Methane hydrates are stored in permafrost, and on the ocean floor. Not only have global methane concentrations been skyrocketting (from a historical maximum within the last 10,000 prior to 1900 being 800 ppb, and current data giving us in excess of 2100 ppb), but the highest values have been found around Greenland and the Arctic.
Is the Arctic ice melting because of a self-reinforcing cycle of rising methane, from global warming, from a hole in the ozone layer?
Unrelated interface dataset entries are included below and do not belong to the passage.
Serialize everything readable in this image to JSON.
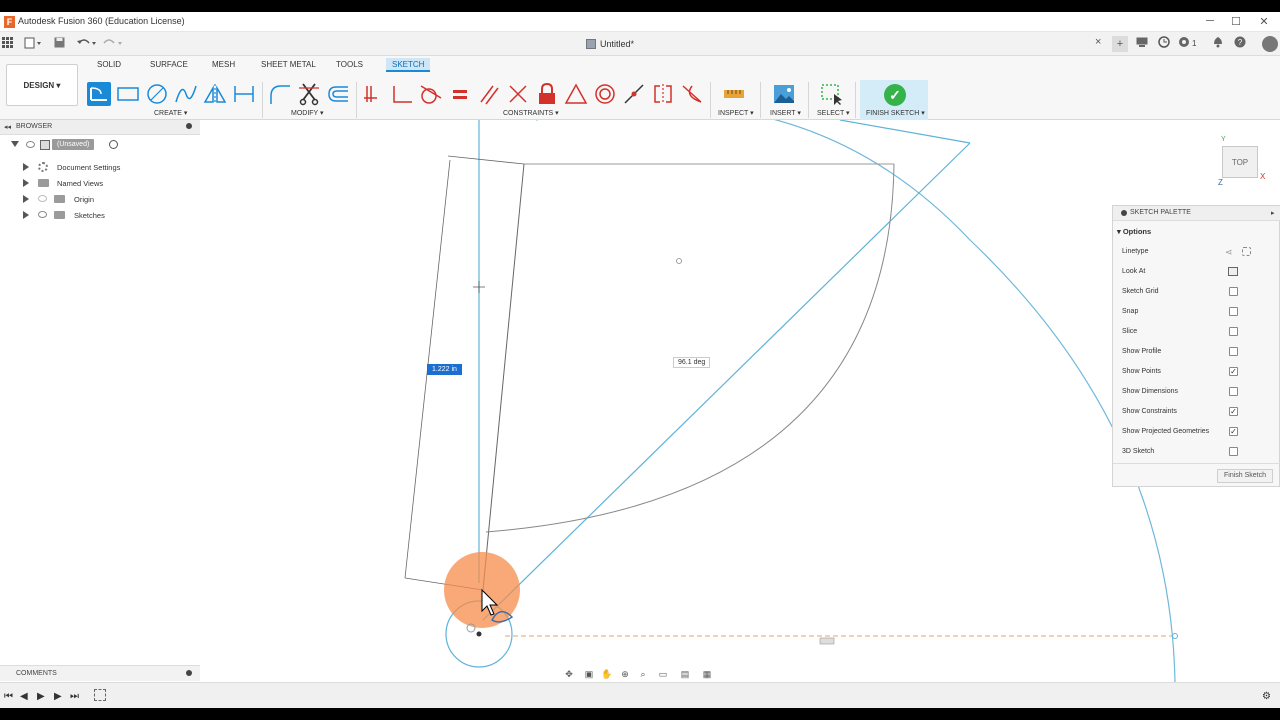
{
  "app": {
    "window_title": "Autodesk Fusion 360 (Education License)",
    "icon_letter": "F",
    "win_controls": [
      "─",
      "☐",
      "✕"
    ]
  },
  "document": {
    "tab_name": "Untitled*",
    "close_label": "×"
  },
  "qa_right": {
    "notifications_count": "1"
  },
  "ribbon": {
    "workspace": "DESIGN ▾",
    "tabs": [
      "SOLID",
      "SURFACE",
      "MESH",
      "SHEET METAL",
      "TOOLS",
      "SKETCH"
    ],
    "active_tab": "SKETCH",
    "groups": {
      "create": "CREATE ▾",
      "modify": "MODIFY ▾",
      "constraints": "CONSTRAINTS ▾",
      "inspect": "INSPECT ▾",
      "insert": "INSERT ▾",
      "select": "SELECT ▾",
      "finish": "FINISH SKETCH ▾"
    }
  },
  "browser": {
    "title": "BROWSER",
    "items": [
      {
        "label": "(Unsaved)"
      },
      {
        "label": "Document Settings"
      },
      {
        "label": "Named Views"
      },
      {
        "label": "Origin"
      },
      {
        "label": "Sketches"
      }
    ]
  },
  "comments": {
    "title": "COMMENTS"
  },
  "canvas": {
    "dim_length": "1.222 in",
    "dim_angle": "96.1 deg",
    "viewcube_label": "TOP",
    "axis_x": "X",
    "axis_y": "Y",
    "axis_z": "Z"
  },
  "palette": {
    "title": "SKETCH PALETTE",
    "section": "▾ Options",
    "rows": [
      {
        "label": "Linetype",
        "checked": null
      },
      {
        "label": "Look At",
        "checked": null
      },
      {
        "label": "Sketch Grid",
        "checked": false
      },
      {
        "label": "Snap",
        "checked": false
      },
      {
        "label": "Slice",
        "checked": false
      },
      {
        "label": "Show Profile",
        "checked": false
      },
      {
        "label": "Show Points",
        "checked": true
      },
      {
        "label": "Show Dimensions",
        "checked": false
      },
      {
        "label": "Show Constraints",
        "checked": true
      },
      {
        "label": "Show Projected Geometries",
        "checked": true
      },
      {
        "label": "3D Sketch",
        "checked": false
      }
    ],
    "finish_button": "Finish Sketch"
  },
  "colors": {
    "accent": "#1a8ad8",
    "finish_green": "#35b34a",
    "sketch_blue": "#5fb3d8",
    "cursor_glow": "#f58c4a"
  }
}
It is hard to know, although I think the first theory is the most likely.
But, if it is the methane rising, which is then triggering more methane to rise, then we will have some serious problems to contend to: an extreme rise in temperatures, far in excess of that projected when only taking anthropogenic CO2 into account.